What to do: Reproduce the data word for word, keeping every line complete.

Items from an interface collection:
== Segment start ==

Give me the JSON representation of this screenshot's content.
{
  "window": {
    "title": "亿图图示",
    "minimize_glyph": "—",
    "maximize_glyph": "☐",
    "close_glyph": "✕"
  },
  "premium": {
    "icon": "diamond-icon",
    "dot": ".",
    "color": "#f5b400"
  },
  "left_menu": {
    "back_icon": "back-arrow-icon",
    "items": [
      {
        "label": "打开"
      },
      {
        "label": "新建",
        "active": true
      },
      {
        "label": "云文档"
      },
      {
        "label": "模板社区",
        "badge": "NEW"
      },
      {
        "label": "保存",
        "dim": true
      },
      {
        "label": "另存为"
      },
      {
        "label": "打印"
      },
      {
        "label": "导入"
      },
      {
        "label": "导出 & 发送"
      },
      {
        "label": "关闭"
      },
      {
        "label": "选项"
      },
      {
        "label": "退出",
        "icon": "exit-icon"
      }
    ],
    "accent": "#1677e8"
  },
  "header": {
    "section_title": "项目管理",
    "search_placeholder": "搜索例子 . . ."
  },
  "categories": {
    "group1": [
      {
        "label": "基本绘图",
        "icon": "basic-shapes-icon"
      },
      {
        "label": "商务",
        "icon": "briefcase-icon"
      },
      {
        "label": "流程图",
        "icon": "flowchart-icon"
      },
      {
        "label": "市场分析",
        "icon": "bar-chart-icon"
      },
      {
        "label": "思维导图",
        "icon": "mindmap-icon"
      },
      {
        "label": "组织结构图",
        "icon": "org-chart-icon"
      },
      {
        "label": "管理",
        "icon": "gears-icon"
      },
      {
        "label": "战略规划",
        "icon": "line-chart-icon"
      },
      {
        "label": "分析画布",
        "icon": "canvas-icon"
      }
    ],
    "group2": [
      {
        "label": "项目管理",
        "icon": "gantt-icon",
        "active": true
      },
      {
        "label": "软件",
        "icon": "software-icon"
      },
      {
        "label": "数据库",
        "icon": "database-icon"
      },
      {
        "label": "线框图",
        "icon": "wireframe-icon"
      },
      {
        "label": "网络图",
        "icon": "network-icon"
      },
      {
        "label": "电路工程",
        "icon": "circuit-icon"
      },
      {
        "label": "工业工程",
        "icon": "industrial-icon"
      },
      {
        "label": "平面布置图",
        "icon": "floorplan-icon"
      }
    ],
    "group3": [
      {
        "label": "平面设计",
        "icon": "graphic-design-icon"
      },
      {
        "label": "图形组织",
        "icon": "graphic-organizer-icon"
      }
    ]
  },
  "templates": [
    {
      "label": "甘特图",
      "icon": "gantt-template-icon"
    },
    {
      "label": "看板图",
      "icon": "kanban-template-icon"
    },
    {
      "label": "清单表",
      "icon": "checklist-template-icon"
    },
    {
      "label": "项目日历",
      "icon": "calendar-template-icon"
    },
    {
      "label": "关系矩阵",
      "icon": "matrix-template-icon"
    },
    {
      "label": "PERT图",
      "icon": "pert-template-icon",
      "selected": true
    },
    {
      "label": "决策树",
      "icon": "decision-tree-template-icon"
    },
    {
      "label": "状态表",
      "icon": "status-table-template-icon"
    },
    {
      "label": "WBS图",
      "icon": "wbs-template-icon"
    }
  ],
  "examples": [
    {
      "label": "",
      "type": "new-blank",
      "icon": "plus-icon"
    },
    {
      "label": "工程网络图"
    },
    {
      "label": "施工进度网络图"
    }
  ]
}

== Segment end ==

Written response:
Give me the JSON representation of this screenshot's content.
{
  "window": {
    "title": "亿图图示",
    "minimize_glyph": "—",
    "maximize_glyph": "☐",
    "close_glyph": "✕"
  },
  "premium": {
    "icon": "diamond-icon",
    "dot": ".",
    "color": "#f5b400"
  },
  "left_menu": {
    "back_icon": "back-arrow-icon",
    "items": [
      {
        "label": "打开"
      },
      {
        "label": "新建",
        "active": true
      },
      {
        "label": "云文档"
      },
      {
        "label": "模板社区",
        "badge": "NEW"
      },
      {
        "label": "保存",
        "dim": true
      },
      {
        "label": "另存为"
      },
      {
        "label": "打印"
      },
      {
        "label": "导入"
      },
      {
        "label": "导出 & 发送"
      },
      {
        "label": "关闭"
      },
      {
        "label": "选项"
      },
      {
        "label": "退出",
        "icon": "exit-icon"
      }
    ],
    "accent": "#1677e8"
  },
  "header": {
    "section_title": "项目管理",
    "search_placeholder": "搜索例子 . . ."
  },
  "categories": {
    "group1": [
      {
        "label": "基本绘图",
        "icon": "basic-shapes-icon"
      },
      {
        "label": "商务",
        "icon": "briefcase-icon"
      },
      {
        "label": "流程图",
        "icon": "flowchart-icon"
      },
      {
        "label": "市场分析",
        "icon": "bar-chart-icon"
      },
      {
        "label": "思维导图",
        "icon": "mindmap-icon"
      },
      {
        "label": "组织结构图",
        "icon": "org-chart-icon"
      },
      {
        "label": "管理",
        "icon": "gears-icon"
      },
      {
        "label": "战略规划",
        "icon": "line-chart-icon"
      },
      {
        "label": "分析画布",
        "icon": "canvas-icon"
      }
    ],
    "group2": [
      {
        "label": "项目管理",
        "icon": "gantt-icon",
        "active": true
      },
      {
        "label": "软件",
        "icon": "software-icon"
      },
      {
        "label": "数据库",
        "icon": "database-icon"
      },
      {
        "label": "线框图",
        "icon": "wireframe-icon"
      },
      {
        "label": "网络图",
        "icon": "network-icon"
      },
      {
        "label": "电路工程",
        "icon": "circuit-icon"
      },
      {
        "label": "工业工程",
        "icon": "industrial-icon"
      },
      {
        "label": "平面布置图",
        "icon": "floorplan-icon"
      }
    ],
    "group3": [
      {
        "label": "平面设计",
        "icon": "graphic-design-icon"
      },
      {
        "label": "图形组织",
        "icon": "graphic-organizer-icon"
      }
    ]
  },
  "templates": [
    {
      "label": "甘特图",
      "icon": "gantt-template-icon"
    },
    {
      "label": "看板图",
      "icon": "kanban-template-icon"
    },
    {
      "label": "清单表",
      "icon": "checklist-template-icon"
    },
    {
      "label": "项目日历",
      "icon": "calendar-template-icon"
    },
    {
      "label": "关系矩阵",
      "icon": "matrix-template-icon"
    },
    {
      "label": "PERT图",
      "icon": "pert-template-icon",
      "selected": true
    },
    {
      "label": "决策树",
      "icon": "decision-tree-template-icon"
    },
    {
      "label": "状态表",
      "icon": "status-table-template-icon"
    },
    {
      "label": "WBS图",
      "icon": "wbs-template-icon"
    }
  ],
  "examples": [
    {
      "label": "",
      "type": "new-blank",
      "icon": "plus-icon"
    },
    {
      "label": "工程网络图"
    },
    {
      "label": "施工进度网络图"
    }
  ]
}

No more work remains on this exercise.